Buddhism in Tibet | Lhasa

Buddhism was first actively disseminated in Tibet from the 6-9th century CE, predominantly from India. During the Era of Fragmentation (9-10th centuries), Buddhism waned in Tibet, only to rise again in the 11th century. With the Mongol invasion of Tibet in the 13th century and the establishment of the Mongol Yuan dynasty, Tibetan Buddhism spread beyond Tibet to Mongolia and China.

Buddhism in Tibet | Jokhang Monastery

Tibet became one of the last major zones in Buddhist Asia to accept Buddhist teachings and rituals into its culture, which assumed a unique position as the perceived source for true dharma study during the 12-20th centuries. Throughout their religious history, Tibetans have emphasized a balance of scholarship, contemplative Meditation, and the indivisibility of religious and secular authority; most of these values were of Buddhist

Tibetan Buddhism | Overview

Tibetan Buddhism is the form of Buddhism practiced in Tibet where it is the dominant religion. It is also found in the regions surrounding the Himalayas (such as Bhutan, Ladakh, and Sikkim), much of Central Asia, the Southern Siberian regions such as Tuva, as well as Mongolia. Tibetan Buddhism is a form of Mahāyāna and Vajrayāna Buddhism stemming from the latest stages of Indian Buddhism.
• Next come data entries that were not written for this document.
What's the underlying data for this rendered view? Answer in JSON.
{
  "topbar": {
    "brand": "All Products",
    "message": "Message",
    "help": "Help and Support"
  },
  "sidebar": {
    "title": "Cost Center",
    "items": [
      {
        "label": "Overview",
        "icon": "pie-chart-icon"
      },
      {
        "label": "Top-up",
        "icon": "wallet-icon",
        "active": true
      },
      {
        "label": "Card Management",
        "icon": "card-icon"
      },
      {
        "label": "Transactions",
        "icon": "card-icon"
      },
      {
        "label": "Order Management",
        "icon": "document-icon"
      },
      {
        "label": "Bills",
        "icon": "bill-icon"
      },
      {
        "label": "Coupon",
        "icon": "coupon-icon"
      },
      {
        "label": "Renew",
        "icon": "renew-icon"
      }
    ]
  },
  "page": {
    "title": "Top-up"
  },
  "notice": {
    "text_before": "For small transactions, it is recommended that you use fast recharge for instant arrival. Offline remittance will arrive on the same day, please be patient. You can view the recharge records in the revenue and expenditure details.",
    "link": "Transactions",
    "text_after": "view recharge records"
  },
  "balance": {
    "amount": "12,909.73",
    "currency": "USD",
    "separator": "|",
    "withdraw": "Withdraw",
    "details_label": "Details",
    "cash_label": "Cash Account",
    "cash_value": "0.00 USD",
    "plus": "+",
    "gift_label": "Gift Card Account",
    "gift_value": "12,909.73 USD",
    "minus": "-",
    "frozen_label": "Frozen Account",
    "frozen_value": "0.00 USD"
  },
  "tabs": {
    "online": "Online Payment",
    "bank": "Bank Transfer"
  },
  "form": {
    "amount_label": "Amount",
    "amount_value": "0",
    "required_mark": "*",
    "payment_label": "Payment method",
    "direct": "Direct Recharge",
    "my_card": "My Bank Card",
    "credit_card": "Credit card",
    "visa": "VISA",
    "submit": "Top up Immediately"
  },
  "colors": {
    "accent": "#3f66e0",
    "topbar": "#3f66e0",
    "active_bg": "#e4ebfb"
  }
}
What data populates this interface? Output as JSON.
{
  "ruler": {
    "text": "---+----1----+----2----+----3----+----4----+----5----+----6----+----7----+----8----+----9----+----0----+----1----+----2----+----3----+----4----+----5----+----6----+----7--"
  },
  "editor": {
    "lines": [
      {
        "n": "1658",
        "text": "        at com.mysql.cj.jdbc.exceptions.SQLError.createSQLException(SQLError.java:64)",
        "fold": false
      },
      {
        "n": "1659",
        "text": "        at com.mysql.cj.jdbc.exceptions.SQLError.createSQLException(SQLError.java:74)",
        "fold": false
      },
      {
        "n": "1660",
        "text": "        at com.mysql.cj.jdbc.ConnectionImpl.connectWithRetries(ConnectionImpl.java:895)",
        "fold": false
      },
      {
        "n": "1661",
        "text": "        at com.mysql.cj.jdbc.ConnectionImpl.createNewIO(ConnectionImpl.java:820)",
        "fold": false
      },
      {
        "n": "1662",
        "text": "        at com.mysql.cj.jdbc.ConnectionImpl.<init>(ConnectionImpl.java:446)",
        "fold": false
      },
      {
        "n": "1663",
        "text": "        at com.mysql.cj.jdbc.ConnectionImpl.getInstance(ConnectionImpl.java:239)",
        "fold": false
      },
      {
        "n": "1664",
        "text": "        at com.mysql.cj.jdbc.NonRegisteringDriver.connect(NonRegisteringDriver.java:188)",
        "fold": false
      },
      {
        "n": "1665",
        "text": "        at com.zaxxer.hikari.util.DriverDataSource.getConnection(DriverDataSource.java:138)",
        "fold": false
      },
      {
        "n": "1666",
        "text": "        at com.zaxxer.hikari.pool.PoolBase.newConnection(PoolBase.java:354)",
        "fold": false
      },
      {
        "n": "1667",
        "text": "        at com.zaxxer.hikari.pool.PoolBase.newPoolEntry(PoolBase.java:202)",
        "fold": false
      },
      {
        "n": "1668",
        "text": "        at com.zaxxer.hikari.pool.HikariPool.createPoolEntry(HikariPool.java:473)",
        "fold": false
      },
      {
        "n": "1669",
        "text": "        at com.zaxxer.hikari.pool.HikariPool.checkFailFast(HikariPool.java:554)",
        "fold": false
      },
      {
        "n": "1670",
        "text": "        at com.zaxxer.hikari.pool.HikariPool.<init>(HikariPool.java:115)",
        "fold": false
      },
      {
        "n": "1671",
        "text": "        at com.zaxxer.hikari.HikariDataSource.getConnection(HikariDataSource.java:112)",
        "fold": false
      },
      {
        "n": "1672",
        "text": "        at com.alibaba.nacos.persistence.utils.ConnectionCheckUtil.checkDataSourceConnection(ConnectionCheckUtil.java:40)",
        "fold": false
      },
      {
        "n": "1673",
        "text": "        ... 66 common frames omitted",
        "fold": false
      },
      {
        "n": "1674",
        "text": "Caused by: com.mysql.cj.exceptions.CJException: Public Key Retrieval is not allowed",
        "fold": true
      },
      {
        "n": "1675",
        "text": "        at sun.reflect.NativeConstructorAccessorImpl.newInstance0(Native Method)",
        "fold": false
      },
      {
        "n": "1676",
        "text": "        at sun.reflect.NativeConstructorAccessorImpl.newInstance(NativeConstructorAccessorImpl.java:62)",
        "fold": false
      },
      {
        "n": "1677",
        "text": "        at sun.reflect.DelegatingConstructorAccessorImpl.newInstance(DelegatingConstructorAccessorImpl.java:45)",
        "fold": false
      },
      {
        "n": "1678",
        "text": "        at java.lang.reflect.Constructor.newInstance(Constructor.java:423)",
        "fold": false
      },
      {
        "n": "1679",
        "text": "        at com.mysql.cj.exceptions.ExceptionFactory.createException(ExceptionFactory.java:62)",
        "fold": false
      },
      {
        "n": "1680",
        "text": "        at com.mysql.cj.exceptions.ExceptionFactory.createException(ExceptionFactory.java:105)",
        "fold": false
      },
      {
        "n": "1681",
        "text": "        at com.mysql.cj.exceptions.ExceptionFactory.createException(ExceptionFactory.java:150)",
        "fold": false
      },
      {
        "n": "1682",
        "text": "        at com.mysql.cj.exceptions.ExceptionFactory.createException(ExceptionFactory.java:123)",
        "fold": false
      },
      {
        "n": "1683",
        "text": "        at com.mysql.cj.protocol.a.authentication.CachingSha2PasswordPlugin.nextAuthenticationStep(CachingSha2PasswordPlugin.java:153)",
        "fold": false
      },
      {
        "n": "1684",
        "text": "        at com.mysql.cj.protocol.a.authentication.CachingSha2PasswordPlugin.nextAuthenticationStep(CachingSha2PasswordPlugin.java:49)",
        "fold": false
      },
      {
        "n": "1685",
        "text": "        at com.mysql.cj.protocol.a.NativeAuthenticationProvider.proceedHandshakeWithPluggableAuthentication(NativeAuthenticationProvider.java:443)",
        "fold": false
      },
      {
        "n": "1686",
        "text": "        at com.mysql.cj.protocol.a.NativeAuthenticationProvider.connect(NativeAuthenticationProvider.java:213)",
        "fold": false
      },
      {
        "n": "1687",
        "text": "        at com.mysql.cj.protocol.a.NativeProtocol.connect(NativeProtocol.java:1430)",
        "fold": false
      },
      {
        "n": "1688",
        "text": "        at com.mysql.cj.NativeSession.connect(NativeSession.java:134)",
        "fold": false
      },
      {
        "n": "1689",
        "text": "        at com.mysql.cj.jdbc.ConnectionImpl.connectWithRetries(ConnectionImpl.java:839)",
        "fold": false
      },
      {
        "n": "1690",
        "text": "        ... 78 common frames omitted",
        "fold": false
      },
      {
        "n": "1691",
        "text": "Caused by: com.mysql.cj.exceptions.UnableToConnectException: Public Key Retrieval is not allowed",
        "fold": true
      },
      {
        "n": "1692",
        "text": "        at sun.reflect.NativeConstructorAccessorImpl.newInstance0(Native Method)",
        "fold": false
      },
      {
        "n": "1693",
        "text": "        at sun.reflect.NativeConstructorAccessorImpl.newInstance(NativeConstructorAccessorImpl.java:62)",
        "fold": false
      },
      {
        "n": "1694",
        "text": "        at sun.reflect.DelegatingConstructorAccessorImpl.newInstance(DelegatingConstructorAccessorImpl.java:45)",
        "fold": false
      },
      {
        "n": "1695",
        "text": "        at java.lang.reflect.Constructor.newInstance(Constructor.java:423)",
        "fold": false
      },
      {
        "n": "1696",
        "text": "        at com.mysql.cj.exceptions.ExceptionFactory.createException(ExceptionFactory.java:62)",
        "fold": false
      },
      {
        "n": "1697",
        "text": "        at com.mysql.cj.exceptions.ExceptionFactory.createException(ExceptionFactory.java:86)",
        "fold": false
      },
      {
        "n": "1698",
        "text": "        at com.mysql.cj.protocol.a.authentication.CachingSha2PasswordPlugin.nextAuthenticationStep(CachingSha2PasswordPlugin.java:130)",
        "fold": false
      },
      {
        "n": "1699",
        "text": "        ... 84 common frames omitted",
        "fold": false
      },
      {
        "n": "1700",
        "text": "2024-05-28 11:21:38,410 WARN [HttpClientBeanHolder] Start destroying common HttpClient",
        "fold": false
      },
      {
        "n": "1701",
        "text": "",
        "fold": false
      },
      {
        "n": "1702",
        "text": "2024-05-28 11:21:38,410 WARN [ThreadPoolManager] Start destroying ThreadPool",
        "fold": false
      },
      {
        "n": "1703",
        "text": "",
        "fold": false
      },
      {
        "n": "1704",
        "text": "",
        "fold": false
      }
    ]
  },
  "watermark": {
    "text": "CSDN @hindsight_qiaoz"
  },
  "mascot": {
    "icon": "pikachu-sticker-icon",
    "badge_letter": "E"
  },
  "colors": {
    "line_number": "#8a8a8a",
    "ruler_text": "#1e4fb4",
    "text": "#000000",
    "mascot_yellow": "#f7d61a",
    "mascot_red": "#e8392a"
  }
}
Svayambhu Stupa, Nepal

Buddhism in Nepal started spreading since the reign of Aśoka through Indian and Tibetan missionaries. The Kirātas were the first people in Nepal who embraced Gautama Buddha’s teachings, followed by the Licchavis and Newars. Buddha was born in Lumbini in the Śākya Kingdom. Lumbini is considered to lie in present-day Rupandehi district, Lumbini zone of Nepal. Buddhism is the 2nd largest religion in Nepal

Buddhism in Nepal

Like most of the Himalayan region, the valley called Nepal was a frontier zone until the modern state’s creation in 1769. The area absorbed and interpreted Indic cultural influences from the south and, later, from the Tibetan region to the north. This article will discuss the history of the early Indic traditions in the Kathmandu valley, the Tibetan Buddhist lineages, the Newar-supported Mahāyāna traditions, and

Buddhism in India

For Buddhists, India is a land of many Buddhas. From time immemorial, Bodhisattvas have been born within India’s borders, have awakened there, and have attained final Nirvāṇa. As the Buddha of our Present Era, Śākyamuni is crucial but not unique: The Dharma he taught has been found and lost countless times over the ages: Historians accept that Śākyamuni lived, taught, and founded a monastic order.

Sanchi Stupa, India

Buddhism is an ancient Indian religion, which arose in and around the ancient Kingdom of Magadha (now in Bihar, India), and is based on the teachings of the Gautama Buddha who was deemed a "Buddha" ("Awakened One"). Buddhism spread outside of Magadha starting in the Buddha's lifetime. With the reign of the Buddhist Mauryan Emperor Aśoka, the Buddhist community split into 2 branches: the Mahāsāṁghika